Species Panthera tigris
Subspecies Panthera tigris tigris
Bengal Tiger Basics
The Bengal tiger (Panthera tigris tigris) is a subspecies of tiger found mostly in India. It is sometimes referred to as the Royal Bengal tiger or the Indian tiger. Bhutan, Nepal, Myanmar, Bangladesh, and China are among the nations in which they are located. The Greater tiger is the most prevalent subspecies of common tiger, comprising more than half of the surviving wild tigers. There are around 3,400 Bengal tigers remaining in the wild.
Tigers in Bengal are often lonely animals. They scent-mark expansive territories as a deterrent to rivals. These tigers prowl at night and might move hundreds of kilometres to locate their food. Buffalo, deer, wild pigs, and various big animals are their primary targets. Tigers are capable of consuming up to 60 pounds of food in a night, but they often eat less. Tigers are more likely to sleep when they are not hunting or on the move. These massive cats can sleep for up to 18 hours every day!
Every two years, females may give birth to offspring. A female may deliver approximately to seven cubs, but often only two survive. The mother is caring for the cubs without much help from the father, and she is unable to hunt enough prey to feed them all. In addition to malnutrition, cubs are susceptible to sickness and other dangerous occurrences.
The cubs stay with the mother for two to three years before leaving to establish their own territory. Until now, the mother has looked after them and taught them how to hunt and live.
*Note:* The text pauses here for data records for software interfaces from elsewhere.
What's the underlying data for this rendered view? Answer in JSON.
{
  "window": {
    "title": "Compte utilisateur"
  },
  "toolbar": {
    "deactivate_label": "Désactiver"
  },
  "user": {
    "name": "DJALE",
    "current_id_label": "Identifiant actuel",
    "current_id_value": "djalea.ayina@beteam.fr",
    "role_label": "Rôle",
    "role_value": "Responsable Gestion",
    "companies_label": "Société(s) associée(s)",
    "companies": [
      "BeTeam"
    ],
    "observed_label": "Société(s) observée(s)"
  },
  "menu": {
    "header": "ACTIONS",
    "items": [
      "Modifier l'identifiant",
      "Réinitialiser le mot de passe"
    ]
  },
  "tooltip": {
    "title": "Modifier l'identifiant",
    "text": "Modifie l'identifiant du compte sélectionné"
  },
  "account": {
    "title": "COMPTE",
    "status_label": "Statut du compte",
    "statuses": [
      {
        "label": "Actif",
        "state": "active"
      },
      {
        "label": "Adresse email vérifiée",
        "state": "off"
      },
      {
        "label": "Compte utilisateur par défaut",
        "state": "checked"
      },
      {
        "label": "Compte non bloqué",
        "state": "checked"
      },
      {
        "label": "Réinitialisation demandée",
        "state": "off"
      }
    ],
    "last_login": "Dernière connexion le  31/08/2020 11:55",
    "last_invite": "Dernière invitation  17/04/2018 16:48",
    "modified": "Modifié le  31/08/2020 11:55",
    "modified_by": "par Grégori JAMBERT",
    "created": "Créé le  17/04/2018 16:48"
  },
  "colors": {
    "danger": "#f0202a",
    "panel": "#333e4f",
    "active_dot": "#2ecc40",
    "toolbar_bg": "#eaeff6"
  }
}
The cubs practise wrestling and fighting with each other, and also rehearsing their sleeping mother.
Humans provide the greatest danger to Bengal tigers. Forests are getting smaller and more fragmented as the human population expands, limiting their native environment. This may imply that tigers get less meat to chase as a result of habitat loss or human competition for similar prey. Despite the fact that tigers are typically safeguarded in several regions, humans occasionally hunt them.
Although some tigers have proven deadly to people, most will avoid them. This is frequently due to the animals’ being unwell or being in an area where their normal prey has gone.
Interesting Insights from the Bengal Tiger!
Tigers are the biggest cat species and are noted for their strength and power. These strong predators have a variety of biological characteristics that help them hunt effectively.
Striped fur makes them camouflaged.
Tigers may be seen in densely forested or wild settings with tall grass. Shadows are cast when sunlight passes through the trees and grass. The pattern of the tiger’s fur resembles shadows, allowing it to merge in with its environment. The stripes ultimately serve to split up the body structure of the tiger, making it easier for them to blend in with the trees and grass.
Numerous animals use camouflage to conceal themselves against attackers or creep up on prey. The camouflage of the tiger is known as “disturbing camouflage” because the colour patterns cause it to be difficult for other animals to determine the tiger’s structure. Tigers may creep up on their target and await in ambush by blending in with their environment.
Other forms of camouflage are available. Background matching, or concealing colour, is the most prevalent, in which the animal merges in with its environment. Squirrels, for instance, were often brown to blend in with the soil tones of their surroundings, whereas flounders were coloured to fit in with their undersea habitat.
Tigers may be black with tan stripes, entirely white (albino), or white with tan, in addition to orange and black. White Bengal tigers are a rare breed that results from a genetic abnormality. Similar to human fingerprints, two tigers never have the same pattern of stripes. This motif can also be used to identify tigers.
Bengal Tigers Communicate Using Infrasound
Tigers possess acute listening skills and use rumbling, low-frequency sounds to communicate. Scientists revealed how tigers use infrasound to listen to and interact. These are soundwaves within the range of sounds that most animals can hear (20 hertz). Humans are unable to hear infrasound.
Tigers create low noises to signal their presence, whether it’s to ward off predators or entice a partner. Tigers can interact across great distances and dense forest growth because low-frequency noises travel better than high-frequency ones.
Whales, elephants, and giraffes, for instance, use infrasound for long-distance communication.
Bengal Tigers have Immense Physical Strength
Tigers have a number of physical modifications that help them hunt effectively. They are particularly quick runners and swimmers due to their strength and muscular physique. Tigers are very swift, reaching speeds of up to 60 kilometres per hour!
Their strong hind limbs and flexible spines allow them to leap 33 feet in a single bound. This enables them to lie in wait and crawl near enough to strike, shocking their target with a rapid assault. They also have retractable claws that are razor-sharp. They fight against each other, injure and devour their prey, and use their claws to climb trees.